Brilliant at the basics

  • Know what your critical assets are, who is responsible for them and what dependencies they have. If an incident occurs, you may need to prioritize the protection or recovery of business-critical systems to minimize the business impact of the incident.
  • Promote a cyber-conscious culture within your organization through regular training and awareness programs, nominate cyber champions, and include security in performance objectives.
  • Make sure your organization has documented incident response, business continuity/disaster recovery, and backup plans in place that are reviewed and updated annually after a business change or incident.
  • Identify, manage, and communicate known vulnerabilities and weaknesses in your organization’s systems to create the necessary remediation plans.

Test & Test again

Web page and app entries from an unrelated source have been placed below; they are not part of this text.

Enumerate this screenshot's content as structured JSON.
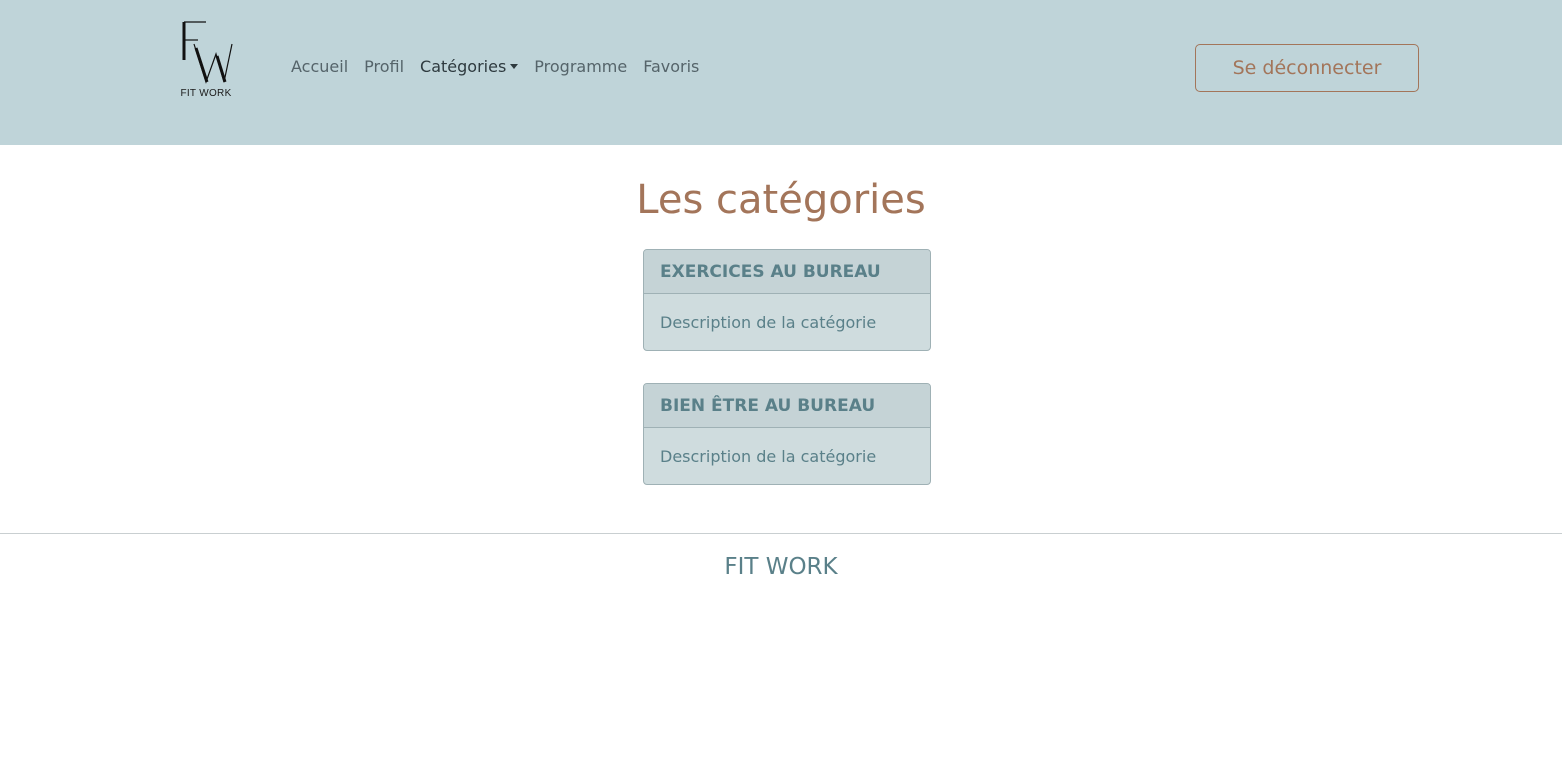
{
  "header": {
    "logo": {
      "letters": "FW",
      "text": "FIT WORK"
    },
    "nav": [
      {
        "label": "Accueil"
      },
      {
        "label": "Profil"
      },
      {
        "label": "Catégories",
        "has_dropdown": true,
        "active": true
      },
      {
        "label": "Programme"
      },
      {
        "label": "Favoris"
      }
    ],
    "logout_label": "Se déconnecter"
  },
  "main": {
    "title": "Les catégories",
    "categories": [
      {
        "name": "EXERCICES AU BUREAU",
        "description": "Description de la catégorie"
      },
      {
        "name": "BIEN ÊTRE AU BUREAU",
        "description": "Description de la catégorie"
      }
    ]
  },
  "footer": {
    "title": "FIT WORK"
  },
  "colors": {
    "navbar_bg": "#bfd4d9",
    "accent": "#a3755a",
    "card_text": "#5a8089",
    "card_bg": "#cfdcde"
  }
}
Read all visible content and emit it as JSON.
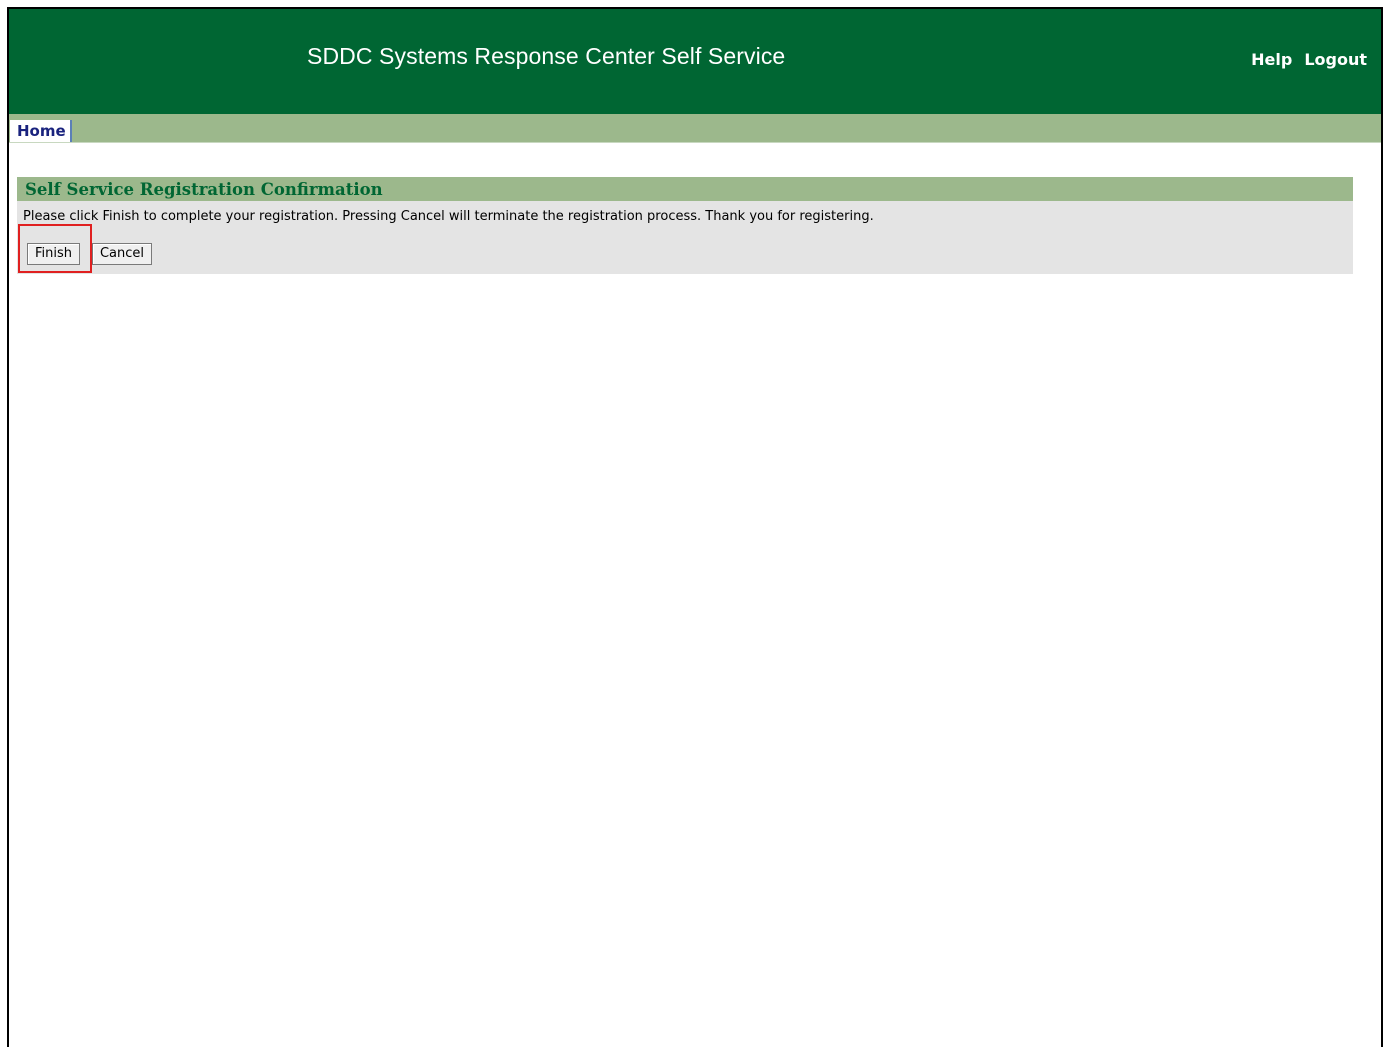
{
  "header": {
    "title": "SDDC Systems Response Center Self Service",
    "links": {
      "help": "Help",
      "logout": "Logout"
    }
  },
  "tabs": {
    "home": "Home"
  },
  "panel": {
    "title": "Self Service Registration Confirmation",
    "message": "Please click Finish to complete your registration. Pressing Cancel will terminate the registration process. Thank you for registering.",
    "buttons": {
      "finish": "Finish",
      "cancel": "Cancel"
    }
  },
  "colors": {
    "header_bg": "#006633",
    "tabbar_bg": "#9cb88c",
    "panel_bg": "#e4e4e4",
    "panel_title": "#006633",
    "highlight": "#e02020"
  }
}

  • When an incident occurs, every second counts, ensure that your organization is well prepared for the challenges and pressures of enduring and recovering from a security incident.
  • Test Incident Response and Business Continuity plans – the worst time to discover a plan is missing a vital component is during an actual incident. So regularly testing the incident response and business continuity plans will ensure an organization has identified issues in a simulated environment.
  • Proactive testing helps identify vulnerabilities and weaknesses in your organization’s cyber defenses. Trustwave SpiderLabs’ testers are highly competent testers with access to the latest information on the latest exploits, attacks, and trends from the global team of testers and forensic experts.
  • Proactive testing should break down into the following segments:
  • Vulnerability scanning of assets – performed quarterly
  • Penetration testing of assets – performed annually, unless a significant change has occurred, then a penetration test should take place to ensure the change is secure
  • Red Team/Purple Team tests – must be performed annually and include the correct people, process, and technology.
  • Digital Forensic Incident Response (DFIR), also provided by Trustwave SpiderLabs, can offer data exposure assessments, including checking public sources for a client’s leaked/sensitive data. Such data, or “low hanging fruit,” may be utilized by an attacker before conducting any ransomware attack.

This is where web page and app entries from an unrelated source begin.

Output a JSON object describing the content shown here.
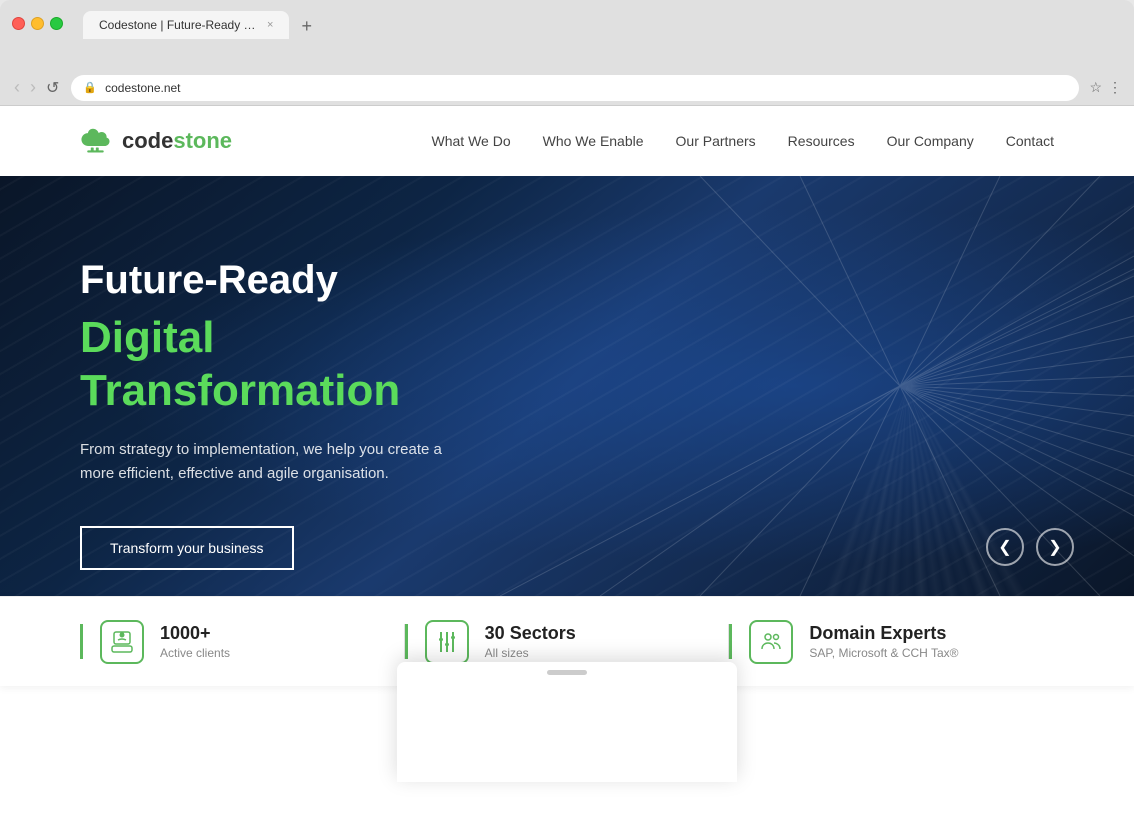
{
  "browser": {
    "tab_title": "Codestone | Future-Ready Digital Transformation",
    "tab_close": "×",
    "tab_new": "+",
    "nav_back": "‹",
    "nav_forward": "›",
    "nav_reload": "↺",
    "address_url": "codestone.net",
    "lock_icon": "🔒",
    "bookmark_icon": "☆",
    "menu_icon": "⋮"
  },
  "header": {
    "logo_text_dark": "code",
    "logo_text_green": "stone",
    "nav": {
      "item1": "What We Do",
      "item2": "Who We Enable",
      "item3": "Our Partners",
      "item4": "Resources",
      "item5": "Our Company",
      "item6": "Contact"
    }
  },
  "hero": {
    "title_white": "Future-Ready",
    "title_green": "Digital Transformation",
    "subtitle": "From strategy to implementation, we help you create a more efficient, effective and agile organisation.",
    "cta_label": "Transform your business",
    "carousel_prev": "❮",
    "carousel_next": "❯"
  },
  "stats": [
    {
      "icon": "👤",
      "number": "1000+",
      "label": "Active clients"
    },
    {
      "icon": "⚙",
      "number": "30 Sectors",
      "label": "All sizes"
    },
    {
      "icon": "👥",
      "number": "Domain Experts",
      "label": "SAP, Microsoft & CCH Tax®"
    }
  ]
}
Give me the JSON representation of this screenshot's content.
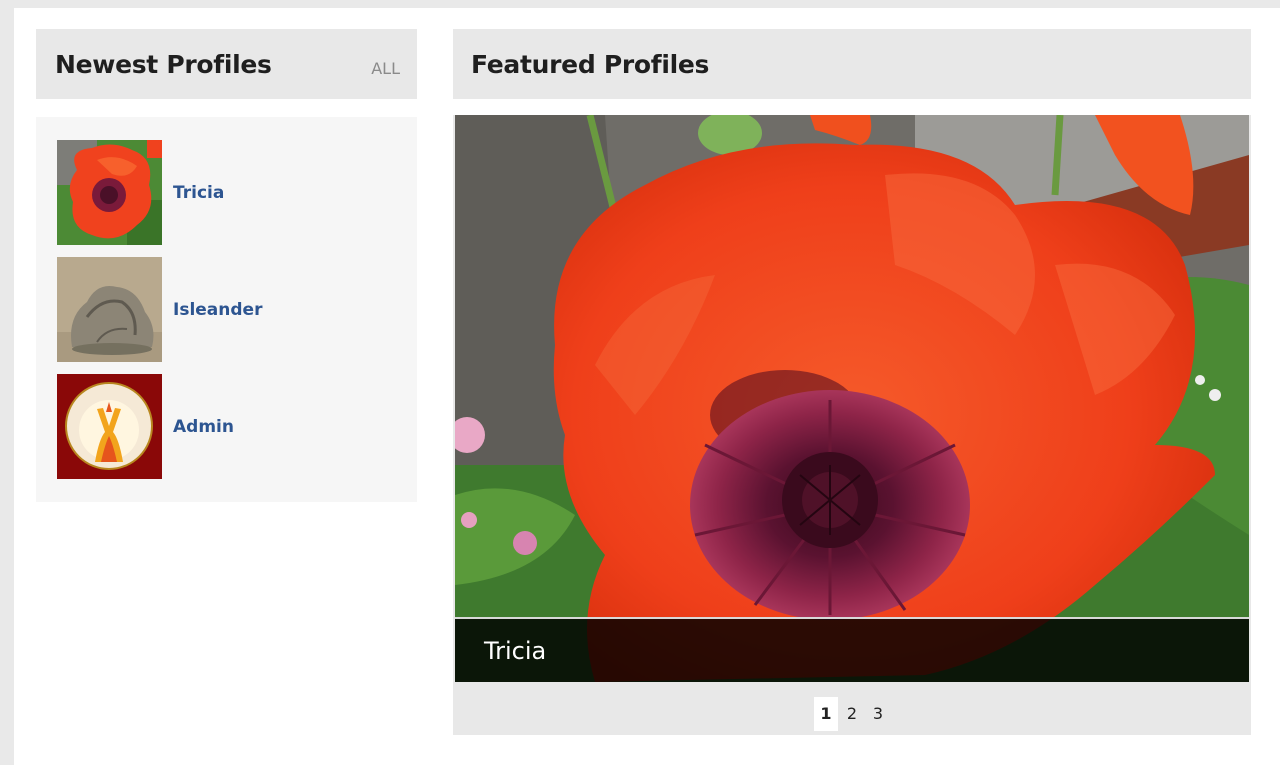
{
  "newest": {
    "title": "Newest Profiles",
    "all_label": "ALL",
    "profiles": [
      {
        "name": "Tricia"
      },
      {
        "name": "Isleander"
      },
      {
        "name": "Admin"
      }
    ]
  },
  "featured": {
    "title": "Featured Profiles",
    "caption": "Tricia",
    "pages": [
      "1",
      "2",
      "3"
    ],
    "active_page": "1"
  },
  "colors": {
    "link": "#2d5591",
    "header_bg": "#e8e8e8",
    "poppy": "#f0421e"
  }
}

  • Conduct tabletop exercises – Incidents are fast-paced, stressful situations. Tabletop exercises are an opportunity for organizations to test their plans and provide training to their staff to ensure they are prepared for when an actual incident occurs.
  • Employee training and awareness is a critical line of defense against a cyber-attack. However, one common error is focusing the training on prevention, and trainers often overlook the importance of detection and response. Make sure staffers are enabled to prevent an attack and have the capability to report an incident should they detect one.
  • If your organization utilizes the expertise of external suppliers as part of their incident response, ensure that you work with your suppliers to understand how and when to engage with them during an incident and if there are any requirements, they may have that need to be factored into your planning such as log retention, remote access, etc.
  • In the event of a security incident, data integrity may be compromised or exfiltrated. Data privacy laws vary based on location, and you may be required to comply with several privacy laws. In the event of such a breach, an organization may need to bring in data privacy experts and legal advisors to help sort out which regulations are involved and are a critical component of an organization’s incident response plans

Trustwave is an active participant in Cybersecurity Awareness Month and is posting a series of blogs supporting the Cybersecurity and Infrastructure Security Agency (CISA) and National Cybersecurity Alliance (NCSA) led event.

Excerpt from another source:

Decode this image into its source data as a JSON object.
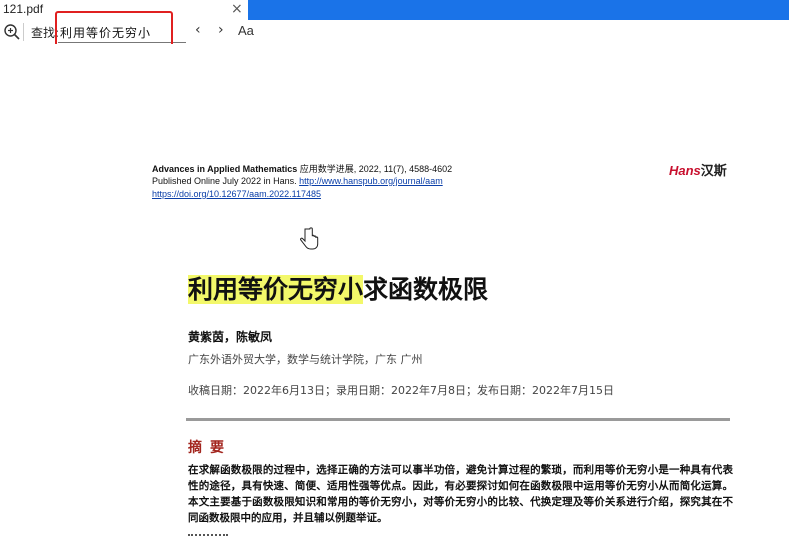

Alternatively, if you would prefer a 1-1 discussion with our subject matter experts on the specific challenges you face, please contact marketfacingteam@trustwave.com.